With regards to article 9, paragraph 4, the Committee found a violation based on the lack of effective review mechanisms in the Australian judicial system. While the government presented a couple of avenues for review, the Court was not convinced they would provide adequate substantive review.

“10.3      The Committee recalls that the notion of ‘arbitrariness’ is not to be equated with ‘against the law’, but must be interpreted more broadly to include elements of inappropriateness, injustice, lack of predictability, and due process of law. Detention in the course of proceedings for the control of immigration is not per se arbitrary, but the detention must be justified as reasonable, necessary and proportionate in light of the circumstances and reassessed as it extends in time. Asylum-seekers who unlawfully enter a State party’s territory may be detained for a brief initial period in order to document their entry, record their claims, and determine their identity if it is in doubt. To detain them further while their claims are being resolved would be arbitrary absent particular reasons specific to the individual, such as an individualized likelihood of absconding, danger of crimes against others, or risk of acts against national security. The decision must consider relevant factors case-by-case, and not be based on a mandatory rule for a broad category; must take into account less invasive means of achieving the same ends, such as reporting obligations, sureties, or other conditions to prevent absconding; and must be subject to periodic re-evaluation and judicial review. The decision must also take into account the needs of children and the mental health condition of those detained. Individuals must not be detained indefinitely on immigration control grounds if the State party is unable to carry out their expulsion.”
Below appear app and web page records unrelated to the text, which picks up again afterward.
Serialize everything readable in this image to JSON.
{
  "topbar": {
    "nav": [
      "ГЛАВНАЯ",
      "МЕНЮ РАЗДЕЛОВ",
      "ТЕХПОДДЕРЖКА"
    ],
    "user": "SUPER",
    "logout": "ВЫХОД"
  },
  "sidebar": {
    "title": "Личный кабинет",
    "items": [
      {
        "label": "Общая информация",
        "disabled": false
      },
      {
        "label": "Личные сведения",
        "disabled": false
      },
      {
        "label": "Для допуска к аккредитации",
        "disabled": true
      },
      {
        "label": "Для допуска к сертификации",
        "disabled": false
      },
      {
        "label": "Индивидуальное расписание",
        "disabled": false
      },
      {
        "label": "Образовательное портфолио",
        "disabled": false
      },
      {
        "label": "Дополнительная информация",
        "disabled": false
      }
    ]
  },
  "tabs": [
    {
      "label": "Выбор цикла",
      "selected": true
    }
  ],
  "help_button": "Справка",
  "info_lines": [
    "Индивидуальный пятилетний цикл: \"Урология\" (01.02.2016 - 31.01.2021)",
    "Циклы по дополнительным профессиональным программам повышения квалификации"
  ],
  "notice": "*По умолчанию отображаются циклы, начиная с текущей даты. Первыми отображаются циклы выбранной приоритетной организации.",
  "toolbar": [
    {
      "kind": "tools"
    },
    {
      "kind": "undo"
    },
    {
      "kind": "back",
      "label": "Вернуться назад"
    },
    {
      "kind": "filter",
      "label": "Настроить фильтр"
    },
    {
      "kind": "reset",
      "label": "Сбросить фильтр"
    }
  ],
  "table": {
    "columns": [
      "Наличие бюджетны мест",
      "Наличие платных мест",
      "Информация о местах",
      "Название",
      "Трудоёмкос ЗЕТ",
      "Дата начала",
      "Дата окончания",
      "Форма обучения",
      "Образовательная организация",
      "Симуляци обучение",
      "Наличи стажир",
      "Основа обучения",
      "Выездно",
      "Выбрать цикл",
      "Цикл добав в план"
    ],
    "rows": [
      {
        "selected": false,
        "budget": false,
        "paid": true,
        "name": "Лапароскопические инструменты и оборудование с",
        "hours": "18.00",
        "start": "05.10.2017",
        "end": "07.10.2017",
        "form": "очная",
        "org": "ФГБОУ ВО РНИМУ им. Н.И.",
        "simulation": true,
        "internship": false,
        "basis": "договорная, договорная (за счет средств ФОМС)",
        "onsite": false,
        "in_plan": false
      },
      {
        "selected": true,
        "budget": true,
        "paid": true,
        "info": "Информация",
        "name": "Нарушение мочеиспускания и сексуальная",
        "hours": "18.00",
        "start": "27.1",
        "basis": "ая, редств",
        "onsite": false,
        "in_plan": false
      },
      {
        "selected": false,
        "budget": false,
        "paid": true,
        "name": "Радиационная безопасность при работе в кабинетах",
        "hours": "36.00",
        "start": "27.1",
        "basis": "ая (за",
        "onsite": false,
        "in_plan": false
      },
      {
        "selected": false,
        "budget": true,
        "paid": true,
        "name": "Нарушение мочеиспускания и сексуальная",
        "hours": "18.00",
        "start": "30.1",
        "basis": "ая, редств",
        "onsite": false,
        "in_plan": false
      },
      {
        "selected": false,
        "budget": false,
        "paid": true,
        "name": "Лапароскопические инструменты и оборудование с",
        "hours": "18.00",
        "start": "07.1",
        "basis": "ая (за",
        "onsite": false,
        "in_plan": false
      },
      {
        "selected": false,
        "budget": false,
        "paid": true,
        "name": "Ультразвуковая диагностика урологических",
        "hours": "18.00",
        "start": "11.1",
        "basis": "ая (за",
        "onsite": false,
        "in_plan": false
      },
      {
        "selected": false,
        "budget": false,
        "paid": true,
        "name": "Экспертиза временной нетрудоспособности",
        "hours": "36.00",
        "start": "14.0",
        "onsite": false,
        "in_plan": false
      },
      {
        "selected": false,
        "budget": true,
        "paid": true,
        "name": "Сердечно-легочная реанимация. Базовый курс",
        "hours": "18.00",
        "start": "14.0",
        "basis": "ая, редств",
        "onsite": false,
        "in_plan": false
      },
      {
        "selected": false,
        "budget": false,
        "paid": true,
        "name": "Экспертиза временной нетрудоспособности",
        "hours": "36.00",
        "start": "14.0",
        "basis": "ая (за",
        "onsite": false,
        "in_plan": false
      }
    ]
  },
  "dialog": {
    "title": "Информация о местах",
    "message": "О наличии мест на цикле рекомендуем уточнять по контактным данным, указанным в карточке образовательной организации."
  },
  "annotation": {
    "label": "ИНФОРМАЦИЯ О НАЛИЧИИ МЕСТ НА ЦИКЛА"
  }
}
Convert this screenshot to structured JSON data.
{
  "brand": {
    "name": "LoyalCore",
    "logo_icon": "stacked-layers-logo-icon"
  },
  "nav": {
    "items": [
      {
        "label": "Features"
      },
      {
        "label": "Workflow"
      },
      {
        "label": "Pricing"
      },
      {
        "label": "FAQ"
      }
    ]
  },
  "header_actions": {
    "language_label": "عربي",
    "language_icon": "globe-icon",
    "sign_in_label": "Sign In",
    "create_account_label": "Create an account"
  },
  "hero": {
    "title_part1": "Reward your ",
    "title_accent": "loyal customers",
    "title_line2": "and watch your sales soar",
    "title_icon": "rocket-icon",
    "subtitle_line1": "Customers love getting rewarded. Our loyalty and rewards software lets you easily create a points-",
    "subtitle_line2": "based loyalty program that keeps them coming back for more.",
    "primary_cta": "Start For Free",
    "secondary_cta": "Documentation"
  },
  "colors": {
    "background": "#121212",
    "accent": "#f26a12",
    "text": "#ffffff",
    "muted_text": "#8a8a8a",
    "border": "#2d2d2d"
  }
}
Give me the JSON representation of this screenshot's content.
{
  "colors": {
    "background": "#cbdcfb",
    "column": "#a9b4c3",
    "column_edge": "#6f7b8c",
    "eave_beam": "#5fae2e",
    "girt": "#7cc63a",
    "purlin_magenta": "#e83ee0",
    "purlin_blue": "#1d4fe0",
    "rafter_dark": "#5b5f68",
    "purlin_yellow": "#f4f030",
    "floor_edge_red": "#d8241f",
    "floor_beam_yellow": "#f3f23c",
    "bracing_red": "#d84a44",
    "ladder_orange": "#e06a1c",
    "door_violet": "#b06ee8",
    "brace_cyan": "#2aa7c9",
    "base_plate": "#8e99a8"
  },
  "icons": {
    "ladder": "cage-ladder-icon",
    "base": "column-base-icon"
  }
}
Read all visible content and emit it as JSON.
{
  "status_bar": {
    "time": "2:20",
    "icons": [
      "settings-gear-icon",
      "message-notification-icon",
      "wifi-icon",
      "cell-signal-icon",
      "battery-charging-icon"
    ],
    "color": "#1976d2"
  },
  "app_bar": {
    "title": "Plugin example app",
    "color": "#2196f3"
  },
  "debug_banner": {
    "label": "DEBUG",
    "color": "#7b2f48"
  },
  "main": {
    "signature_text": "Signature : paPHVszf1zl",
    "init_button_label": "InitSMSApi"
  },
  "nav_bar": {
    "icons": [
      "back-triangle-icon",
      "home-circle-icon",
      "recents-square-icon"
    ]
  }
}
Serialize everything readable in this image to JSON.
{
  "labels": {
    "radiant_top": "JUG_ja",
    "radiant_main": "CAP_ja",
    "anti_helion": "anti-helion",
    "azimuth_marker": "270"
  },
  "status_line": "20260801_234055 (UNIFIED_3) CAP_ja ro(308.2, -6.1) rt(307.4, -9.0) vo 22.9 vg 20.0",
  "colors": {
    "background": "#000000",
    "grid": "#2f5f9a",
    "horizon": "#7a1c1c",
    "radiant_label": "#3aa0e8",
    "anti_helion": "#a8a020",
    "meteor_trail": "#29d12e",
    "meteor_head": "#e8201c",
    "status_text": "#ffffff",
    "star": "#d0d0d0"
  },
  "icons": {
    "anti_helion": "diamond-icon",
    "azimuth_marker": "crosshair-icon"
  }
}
“10.7      The Committee takes note of the authors’ claims under articles 7 and 10 paragraph 1 and the information submitted by the State party in this regard, including on the health care and mental support services provided to persons in immigration detention. The Committee considers, however, that these services do not take away the force of the uncontested allegations regarding the negative impact that prolonged indefinite detention on grounds that the person cannot even be appraised of, can have on the on the mental health of detainees. These allegations are confirmed by medical reports concerning some of the authors. The Committee considers that the combination of the arbitrary character of the authors’ detention, its protracted and/or indefinite duration, the refusal to provide information and procedural rights to the authors and the difficult conditions of detention are cumulatively inflicting serious psychological harm upon them, and constitute treatment contrary to article 7 of the Covenant.”

“12. In accordance with article 2, paragraph 3(a), of the Covenant, the State party is under an obligation to provide all authors with an effective remedy, including release under individually appropriate conditions for those authors still in detention, rehabilitation and appropriate compensation The State party is also under an obligation to take steps to prevent similar violations in the future. In this connection, the State party should review its Migration legislation to ensure its conformity with the requirements of articles 7 and 9, paragraphs 1 and 4 of the Covenant.”